Olinger needed custom software to automate a going project, and he recognized entrepreneurial potential in Sus. So instead of engaging Sus to do the work part-time, Olinger worked out a deal in May 2006 allowing Sus to spend all of his time on his business.
From there, Sus didn’t look back. His company has grown into mobility, providing iPhone app templates for corporations along with custom computer programming. Katrina was the turning point in his ability to build a business that will generate $600,000 to $700,000 revenue this year.
“Some of the people in my market left,” Sus said, and their departure created openings.
“How often could I do what I’m doing and it be part of the return of the city?” Sus asked. “In this economy, in some ways it’s kind of the equivalent of settling the Wild Wild West.”
A Springboard to Something Bigger
Just as the Wild West offered opportunities for those with perseverance and moxie, Katrina did the same for people like Skipper Bond.
Bond, 38, spent a few years in New York working for the global public relations firm Fleishman-Hillard until the September 11, 2001, terror attacks convinced him to return to the South. Once home, he started an event production and public relations company called Proscenia, which, as he put it, “made a lot of money and lost a lot of money.”
He started a second public relations firm. That firm, Bond Public Relations and Brand Strategy, was gaining momentum when Katrina wiped out his local clients. He got lucky: A national client with local ties, Southern Comfort, kept business alive.
He also got a call from a former boss who was working with Fluor Corp. The construction giant based in Dallas was installing temporary housing on the Gulf Coast. Fluor needed a local person to help with public relations.
Bond was on his way.

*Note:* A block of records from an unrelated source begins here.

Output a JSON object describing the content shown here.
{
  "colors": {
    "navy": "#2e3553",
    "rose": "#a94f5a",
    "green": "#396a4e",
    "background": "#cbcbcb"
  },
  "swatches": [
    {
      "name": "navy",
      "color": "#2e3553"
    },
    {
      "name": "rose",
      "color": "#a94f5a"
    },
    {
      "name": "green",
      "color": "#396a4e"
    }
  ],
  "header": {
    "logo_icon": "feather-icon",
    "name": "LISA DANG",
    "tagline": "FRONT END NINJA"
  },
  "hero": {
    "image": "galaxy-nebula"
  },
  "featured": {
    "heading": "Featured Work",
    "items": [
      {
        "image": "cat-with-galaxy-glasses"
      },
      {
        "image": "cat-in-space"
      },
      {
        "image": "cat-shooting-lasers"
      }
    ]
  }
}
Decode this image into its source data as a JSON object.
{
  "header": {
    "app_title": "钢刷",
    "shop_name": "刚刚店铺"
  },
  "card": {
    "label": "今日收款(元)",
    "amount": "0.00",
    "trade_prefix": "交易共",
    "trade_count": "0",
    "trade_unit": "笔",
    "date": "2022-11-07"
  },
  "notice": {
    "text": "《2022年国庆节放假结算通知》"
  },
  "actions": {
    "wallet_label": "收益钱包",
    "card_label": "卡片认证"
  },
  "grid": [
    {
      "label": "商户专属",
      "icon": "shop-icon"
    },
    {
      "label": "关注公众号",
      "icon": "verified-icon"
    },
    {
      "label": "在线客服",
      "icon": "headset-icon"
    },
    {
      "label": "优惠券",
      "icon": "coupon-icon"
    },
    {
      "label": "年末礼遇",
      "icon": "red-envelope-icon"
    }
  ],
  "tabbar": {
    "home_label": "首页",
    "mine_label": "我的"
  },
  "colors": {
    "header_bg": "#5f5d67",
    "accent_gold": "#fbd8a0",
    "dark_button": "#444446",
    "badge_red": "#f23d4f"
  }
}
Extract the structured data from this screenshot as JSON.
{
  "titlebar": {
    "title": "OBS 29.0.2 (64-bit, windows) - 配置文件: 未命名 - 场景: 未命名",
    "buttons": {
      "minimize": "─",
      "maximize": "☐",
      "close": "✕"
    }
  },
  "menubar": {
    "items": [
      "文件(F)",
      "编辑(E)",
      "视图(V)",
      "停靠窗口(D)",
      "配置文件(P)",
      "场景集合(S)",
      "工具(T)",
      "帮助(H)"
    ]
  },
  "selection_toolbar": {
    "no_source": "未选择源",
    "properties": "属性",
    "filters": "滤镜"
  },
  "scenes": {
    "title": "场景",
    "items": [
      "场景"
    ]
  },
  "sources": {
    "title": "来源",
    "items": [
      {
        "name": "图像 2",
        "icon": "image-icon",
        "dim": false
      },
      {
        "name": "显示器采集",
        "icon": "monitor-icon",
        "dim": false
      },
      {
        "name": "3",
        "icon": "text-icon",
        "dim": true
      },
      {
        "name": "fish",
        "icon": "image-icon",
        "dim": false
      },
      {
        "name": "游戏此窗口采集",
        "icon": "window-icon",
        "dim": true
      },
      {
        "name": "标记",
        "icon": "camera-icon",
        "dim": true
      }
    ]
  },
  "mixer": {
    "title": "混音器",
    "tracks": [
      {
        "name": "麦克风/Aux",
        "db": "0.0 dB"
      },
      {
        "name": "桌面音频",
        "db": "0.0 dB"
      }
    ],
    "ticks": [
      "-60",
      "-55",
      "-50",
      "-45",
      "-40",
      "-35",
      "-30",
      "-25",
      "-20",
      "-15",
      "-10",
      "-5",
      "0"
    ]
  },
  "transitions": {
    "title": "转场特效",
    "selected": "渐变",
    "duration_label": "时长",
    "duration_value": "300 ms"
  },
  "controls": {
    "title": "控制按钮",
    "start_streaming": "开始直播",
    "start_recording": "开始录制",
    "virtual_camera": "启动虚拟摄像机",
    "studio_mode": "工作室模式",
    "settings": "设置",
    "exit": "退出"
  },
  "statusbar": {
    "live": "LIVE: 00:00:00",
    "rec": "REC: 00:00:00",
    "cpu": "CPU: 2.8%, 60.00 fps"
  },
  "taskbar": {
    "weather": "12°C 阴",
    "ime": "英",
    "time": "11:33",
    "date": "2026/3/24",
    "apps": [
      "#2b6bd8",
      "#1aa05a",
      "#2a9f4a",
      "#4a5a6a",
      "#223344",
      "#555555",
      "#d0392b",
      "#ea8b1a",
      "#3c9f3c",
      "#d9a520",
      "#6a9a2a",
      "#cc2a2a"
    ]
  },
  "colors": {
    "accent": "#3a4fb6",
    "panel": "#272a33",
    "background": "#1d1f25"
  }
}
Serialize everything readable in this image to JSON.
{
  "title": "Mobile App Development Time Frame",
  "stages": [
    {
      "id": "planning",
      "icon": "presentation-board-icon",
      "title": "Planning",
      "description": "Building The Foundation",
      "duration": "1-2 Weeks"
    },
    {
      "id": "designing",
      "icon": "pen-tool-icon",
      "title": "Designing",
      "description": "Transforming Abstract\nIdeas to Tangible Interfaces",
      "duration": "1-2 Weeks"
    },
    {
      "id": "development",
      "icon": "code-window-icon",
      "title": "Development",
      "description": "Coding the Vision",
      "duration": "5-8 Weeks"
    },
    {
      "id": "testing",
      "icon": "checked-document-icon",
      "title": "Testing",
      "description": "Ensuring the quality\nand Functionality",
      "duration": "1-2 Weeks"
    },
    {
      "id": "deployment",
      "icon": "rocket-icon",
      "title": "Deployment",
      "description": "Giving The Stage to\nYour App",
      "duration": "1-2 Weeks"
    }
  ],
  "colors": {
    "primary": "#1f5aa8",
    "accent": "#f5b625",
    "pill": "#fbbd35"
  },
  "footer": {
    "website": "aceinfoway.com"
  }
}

He was able to make his first hire, his sister. And as the city came back, Bond’s business grew as well. Today, it has eight employees and is nearing $1 million in annual revenue, Bond said. The company has handled such events as New Orleans’ famed Jazz Fest.
“Katrina was definitely a springboard,” Bond said. “There was so much opportunity after for those of us that stuck around and endured. ”
Mission for the Future
Five years after Hurricane Katrina, Kevin Langley is not just a New Orleans resident and business owner. He’s a resilient entrepreneur, one who is as concerned about building his city as he is his business.
Langley doesn’t really see a city whose population has fallen, and he tries not to focus on the swaths of land where houses once stood. Instead, he points out a local economy that somehow survived the Great Recession better than most major cities. It’s a city where the levy system has been largely rebuilt and where its once-dysfunctional school system has been replaced by a network of charter schools closely watched as a model for other cities.
The recovery of Langley’s construction business, while hugely important, is only part of what he wants. His goal is for New Orleans to experience a full-fledged entrepreneurial renaissance. He’s taken on a role as mentor to entrepreneurs like Bond and Sus. Through the international Entrepreneur’s Organization, he helped develop a program for helping young entrepreneurs grow their businesses to $1 million revenue, which is the level at which an entrepreneur is eligible to join EO, which he helped launch in New Orleans right after the storm. The experience of Hurricane Katrina and its aftermath helped him focus on what’s important about entrepreneurship—the courage to take risks to create something of lasting value, service to community, and to family.
“The reality is, it was the same struggle I had before. It just was much more dramatic, much more serious, much more purposeful after the storm,” Langley said. “So, for me, the storm was a dramatic event that allowed me to focus on what was most important. And doing the right things for the right reasons for the right purpose, that was Katrina.”
Kent Bernhard Jr. is News Editor of Portfolio.com